- Opening Delimiter -

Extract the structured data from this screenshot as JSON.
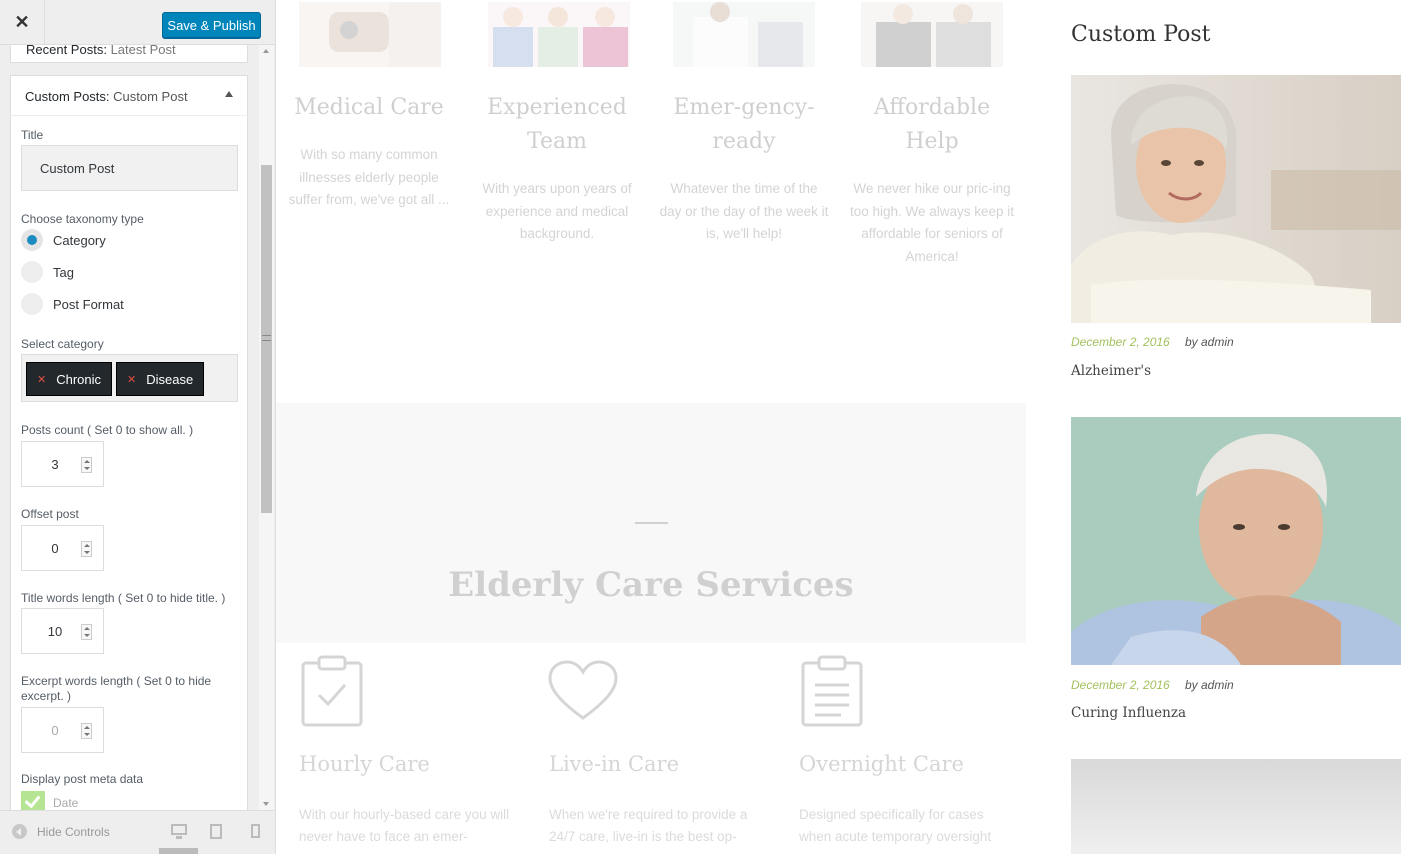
{
  "header": {
    "close_label": "✕",
    "publish_label": "Save & Publish"
  },
  "previous_widget": {
    "prefix": "Recent Posts:",
    "name": "Latest Post"
  },
  "widget": {
    "type_label": "Custom Posts:",
    "name": "Custom Post",
    "title_label": "Title",
    "title_value": "Custom Post",
    "taxonomy_label": "Choose taxonomy type",
    "taxonomy_options": [
      "Category",
      "Tag",
      "Post Format"
    ],
    "taxonomy_selected": "Category",
    "category_label": "Select category",
    "categories": [
      "Chronic",
      "Disease"
    ],
    "posts_count_label": "Posts count ( Set 0 to show all. )",
    "posts_count": "3",
    "offset_label": "Offset post",
    "offset": "0",
    "title_words_label": "Title words length ( Set 0 to hide title. )",
    "title_words": "10",
    "excerpt_words_label": "Excerpt words length ( Set 0 to hide excerpt. )",
    "excerpt_words": "0",
    "meta_label": "Display post meta data",
    "meta_option": "Date"
  },
  "footer": {
    "hide_controls_label": "Hide Controls"
  },
  "preview": {
    "features": [
      {
        "title": "Medical Care",
        "text": "With so many common illnesses elderly people suffer from, we've got all ..."
      },
      {
        "title": "Experienced Team",
        "text": "With years upon years of experience and medical background."
      },
      {
        "title": "Emer-gency-ready",
        "text": "Whatever the time of the day or the day of the week it is, we'll help!"
      },
      {
        "title": "Affordable Help",
        "text": "We never hike our pric-ing too high. We always keep it affordable for seniors of America!"
      }
    ],
    "services_title": "Elderly Care Services",
    "services": [
      {
        "name": "Hourly Care",
        "text": "With our hourly-based care you will never have to face an emer-"
      },
      {
        "name": "Live-in Care",
        "text": "When we're required to provide a 24/7 care, live-in is the best op-"
      },
      {
        "name": "Overnight Care",
        "text": "Designed specifically for cases when acute temporary oversight"
      }
    ],
    "sidebar_title": "Custom Post",
    "posts": [
      {
        "date": "December 2, 2016",
        "author": "by admin",
        "title": "Alzheimer's"
      },
      {
        "date": "December 2, 2016",
        "author": "by admin",
        "title": "Curing Influenza"
      }
    ]
  }
}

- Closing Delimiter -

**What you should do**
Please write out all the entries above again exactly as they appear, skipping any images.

**Written response**
Extract the structured data from this screenshot as JSON.
{
  "header": {
    "close_label": "✕",
    "publish_label": "Save & Publish"
  },
  "previous_widget": {
    "prefix": "Recent Posts:",
    "name": "Latest Post"
  },
  "widget": {
    "type_label": "Custom Posts:",
    "name": "Custom Post",
    "title_label": "Title",
    "title_value": "Custom Post",
    "taxonomy_label": "Choose taxonomy type",
    "taxonomy_options": [
      "Category",
      "Tag",
      "Post Format"
    ],
    "taxonomy_selected": "Category",
    "category_label": "Select category",
    "categories": [
      "Chronic",
      "Disease"
    ],
    "posts_count_label": "Posts count ( Set 0 to show all. )",
    "posts_count": "3",
    "offset_label": "Offset post",
    "offset": "0",
    "title_words_label": "Title words length ( Set 0 to hide title. )",
    "title_words": "10",
    "excerpt_words_label": "Excerpt words length ( Set 0 to hide excerpt. )",
    "excerpt_words": "0",
    "meta_label": "Display post meta data",
    "meta_option": "Date"
  },
  "footer": {
    "hide_controls_label": "Hide Controls"
  },
  "preview": {
    "features": [
      {
        "title": "Medical Care",
        "text": "With so many common illnesses elderly people suffer from, we've got all ..."
      },
      {
        "title": "Experienced Team",
        "text": "With years upon years of experience and medical background."
      },
      {
        "title": "Emer-gency-ready",
        "text": "Whatever the time of the day or the day of the week it is, we'll help!"
      },
      {
        "title": "Affordable Help",
        "text": "We never hike our pric-ing too high. We always keep it affordable for seniors of America!"
      }
    ],
    "services_title": "Elderly Care Services",
    "services": [
      {
        "name": "Hourly Care",
        "text": "With our hourly-based care you will never have to face an emer-"
      },
      {
        "name": "Live-in Care",
        "text": "When we're required to provide a 24/7 care, live-in is the best op-"
      },
      {
        "name": "Overnight Care",
        "text": "Designed specifically for cases when acute temporary oversight"
      }
    ],
    "sidebar_title": "Custom Post",
    "posts": [
      {
        "date": "December 2, 2016",
        "author": "by admin",
        "title": "Alzheimer's"
      },
      {
        "date": "December 2, 2016",
        "author": "by admin",
        "title": "Curing Influenza"
      }
    ]
  }
}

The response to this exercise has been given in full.